Appeagle is now! Learn more

Welcome to Soaring Profits

You’ve found your new home for the latest resources that will help you dive into successful strategies for sourcing, pricing, and fulfilling your orders. If it helps you save time, make money, or grow your online business, we’ve got it covered.

Subscribe Newsletter

 Back to Blog

Search Blog

 Back to Blog

Sales Tax on Shipping Charges Explained for Online Sellers

This guest post is by Mark Faggiano of TaxJar, an expert on eCommerce tax nuances such as how to handle sales tax on shipping charges.

As an online seller, it stands to reason that you ship your products to your customers. But if you charge your customers for shipping, things can get a little hinky when it comes to sales tax.

That’s because some states consider that shipping charges are subject to sales tax, while others don’t.

This article will delve into when online sellers should charge their customers sales tax on shipping charges, and when you’re not required to bother.


When should you charge sales tax on shipping charges?

Before we go much further, it pays to chew on two things:


1. U.S. sales tax is governed on the state level, so each state makes its own laws and regulations about whether shipping is taxable

2. Most state sales tax laws were written before eCommerce even existed


This is why some states charge sales tax on shipping and others don’t, and why – if you read each state’s sales tax laws on delivery charges – they don’t seem to make much sense in an eCommerce context.

Here’s a map of where shipping charges are considered taxable and non-taxable, but you can’t rely on this map alone because some states’ sales tax laws change if a seller is in a specific situation.


Shipping Taxability Map


For example, in Florida shipping is not taxable if the buyer has the option to pick the product up themselves.

But if you sell on Amazon FBA or another marketplace, you can’t give your buyer the option to pick the item up at an Amazon fulfillment center, so shipping will be taxable in your case.

You can read each state’s laws on sales tax on shipping charges here.



How to Charge Sales Tax on Shipping


Luckily, if you find that you are required to charge sales tax on shipping, you’ll see that most online shopping carts and marketplaces give you this option.

(There’s usually a box you can check in your sales channel’s sales tax settings.

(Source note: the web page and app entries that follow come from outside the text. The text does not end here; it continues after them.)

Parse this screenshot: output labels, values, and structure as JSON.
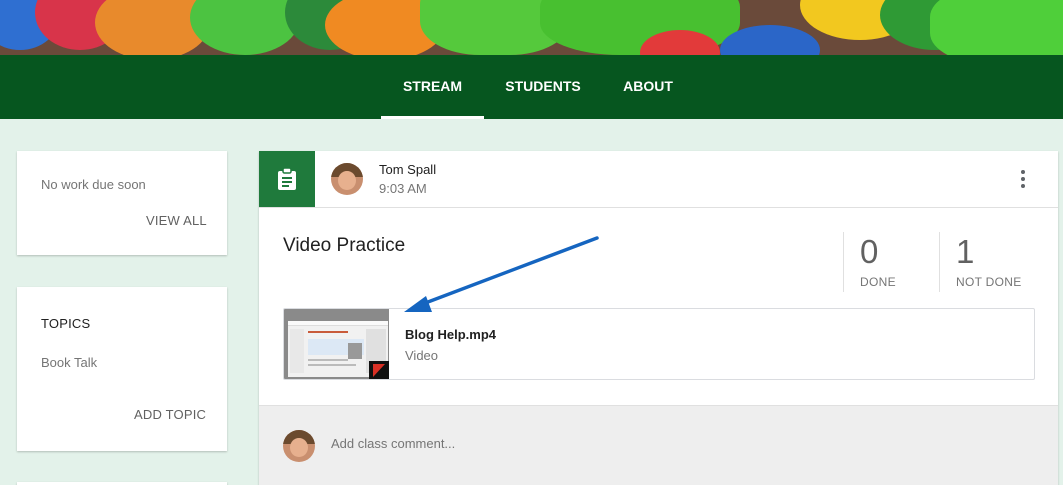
{
  "nav": {
    "tabs": [
      {
        "label": "STREAM",
        "active": true
      },
      {
        "label": "STUDENTS",
        "active": false
      },
      {
        "label": "ABOUT",
        "active": false
      }
    ]
  },
  "upcoming": {
    "status": "No work due soon",
    "view_all": "VIEW ALL"
  },
  "topics": {
    "heading": "TOPICS",
    "items": [
      "Book Talk"
    ],
    "add_topic": "ADD TOPIC"
  },
  "post": {
    "author": "Tom Spall",
    "time": "9:03 AM",
    "icon": "assignment-icon",
    "title": "Video Practice",
    "stats": [
      {
        "count": "0",
        "label": "DONE"
      },
      {
        "count": "1",
        "label": "NOT DONE"
      }
    ],
    "attachment": {
      "name": "Blog Help.mp4",
      "type": "Video"
    },
    "comment_placeholder": "Add class comment..."
  },
  "colors": {
    "nav_bg": "#06561f",
    "post_icon_bg": "#1f7a3c",
    "page_bg": "#e3f2ea",
    "annotation_arrow": "#1565c0"
  }
}
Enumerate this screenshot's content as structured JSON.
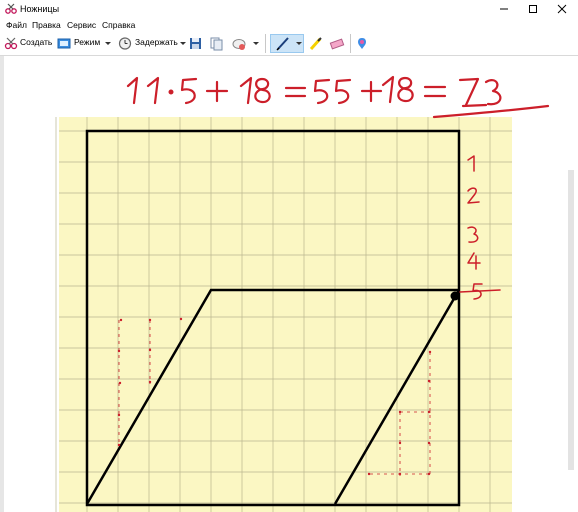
{
  "window": {
    "title": "Ножницы",
    "app_icon": "scissors-icon"
  },
  "menu": [
    "Файл",
    "Правка",
    "Сервис",
    "Справка"
  ],
  "toolbar": {
    "create_label": "Создать",
    "mode_label": "Режим",
    "delay_label": "Задержать",
    "icons": [
      "new-snip-icon",
      "mode-icon",
      "delay-clock-icon",
      "save-icon",
      "copy-icon",
      "send-icon",
      "pen-icon",
      "highlighter-icon",
      "eraser-icon",
      "paint3d-icon"
    ]
  },
  "handwriting": {
    "equation": [
      "11",
      "·",
      "5",
      "+",
      "18",
      "=",
      "55",
      "+",
      "18",
      "=",
      "73"
    ],
    "row_numbers": [
      "1",
      "2",
      "3",
      "4",
      "5"
    ],
    "ink_color": "#cc1f2a"
  },
  "colors": {
    "grid_background": "#fbf7c3",
    "grid_lines": "#b9b58f",
    "figure_lines": "#000000",
    "accent": "#0078d7"
  }
}
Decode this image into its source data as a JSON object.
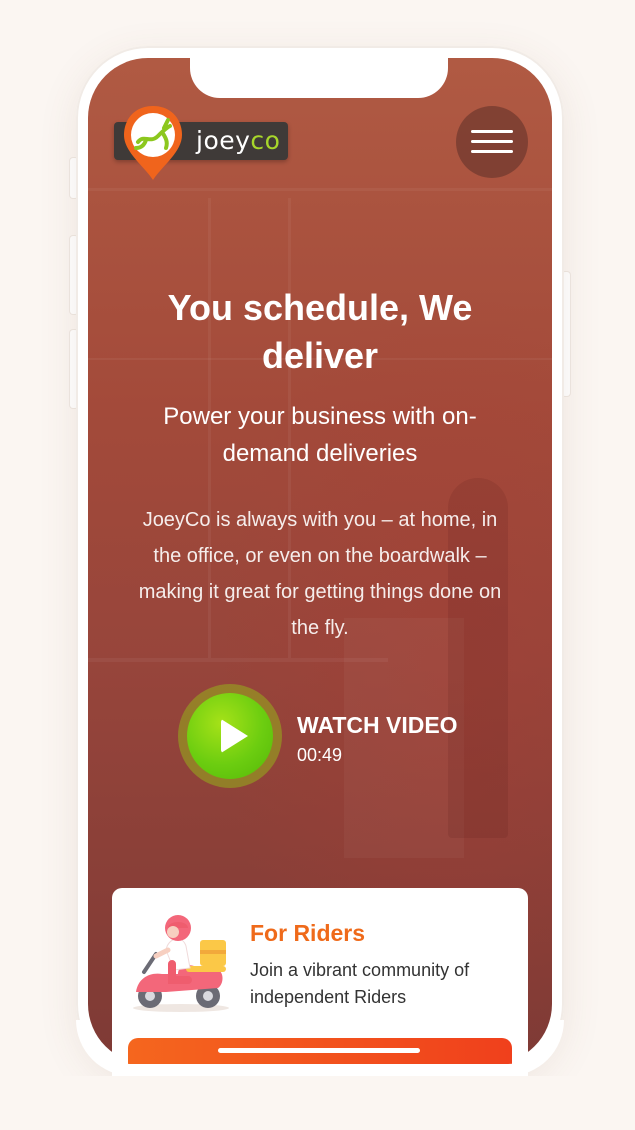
{
  "brand": {
    "logo_text_part1": "joey",
    "logo_text_part2": "co"
  },
  "header": {
    "menu_icon": "hamburger-menu-icon"
  },
  "hero": {
    "title": "You schedule, We deliver",
    "subtitle": "Power your business with on-demand deliveries",
    "body": "JoeyCo is always with you – at home, in the office, or even on the boardwalk – making it great for getting things done on the fly."
  },
  "video": {
    "label": "WATCH VIDEO",
    "duration": "00:49",
    "icon": "play-icon"
  },
  "card": {
    "title": "For Riders",
    "description": "Join a vibrant community of independent Riders",
    "illustration": "delivery-scooter-icon"
  },
  "colors": {
    "accent_orange": "#ef6a1a",
    "play_green": "#6ccd10",
    "logo_green": "#a7d62b",
    "hero_overlay": "#a34a3a"
  }
}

You can find guides to setting up sales tax on most online sales channels here.)


Let’s break sales tax on shipping down with an example:

You sell a lamp for $100 and charge $10 in shipping charges to your buyer.

In a state where shipping is not taxable, you’d only charge sales tax on the $100 price of the item. In other words, you’d charge sales tax on the $100 item price, then add the $10 shipping charge.

In a state where shipping charges are taxable, you’d charge sales tax on the entire $110 transaction.



Other Caveats about Shipping Taxability

It always pays to check with your state or with a sales tax expert for specific questions on sales tax. Here are a few areas where you might want to do more research if you think they apply to you:

• Delivery in your own vehicle – When we talk about sales tax on shipping, we’re generally focused on online marketplace sellers who either ship products through a common carrier (UPS, USPS, FedEx, etc.) or who use a service like Amazon FBA. Some states have different rules for sellers who deliver products in their own vehicles or who contract with a private carrier.


 Non-taxable products – In some states, some products like clothing or groceries are not subject to sales tax. If a product isn’t taxable, the shipping charges you charge your customer are generally not taxable either.


 Mixed taxability shipments – On the other hand, you may ship a mix of taxable and non-taxable items to a customer in a single shipment. In this case, state laws vary, but most states advise dividing the products in the shipment either by weight or by price, and only charging sales tax on the shipping charges that apply to the taxable items.


Keep in mind that because state laws vary so much, we can only give general information. It always pays to check with your state’s department of revenue or with a sales tax expert for specific questions on sales tax.

If you have more questions about sales tax, check out our Sales Tax 101 for Online Sellers guide, or ask your questions in our Sales Tax Community.



TaxJar is a service that makes sales tax reporting and filing simple for more than 10,000 online sellers. Try a 30-day-free trial of TaxJar today and eliminate sales tax compliance headaches from your life!


Looking to drive more sales

at optimal profit margins?

*'s automated repricing platform is just what you need.


It keeps your prices moving against 

your most relevant competition, 

so you win more Buy Boxes, 

make more profitable sales, 

and win the game of eCommerce.


Try it free for 14 days.

Just click the link below

to learn more and sign up: | Free 14 day trial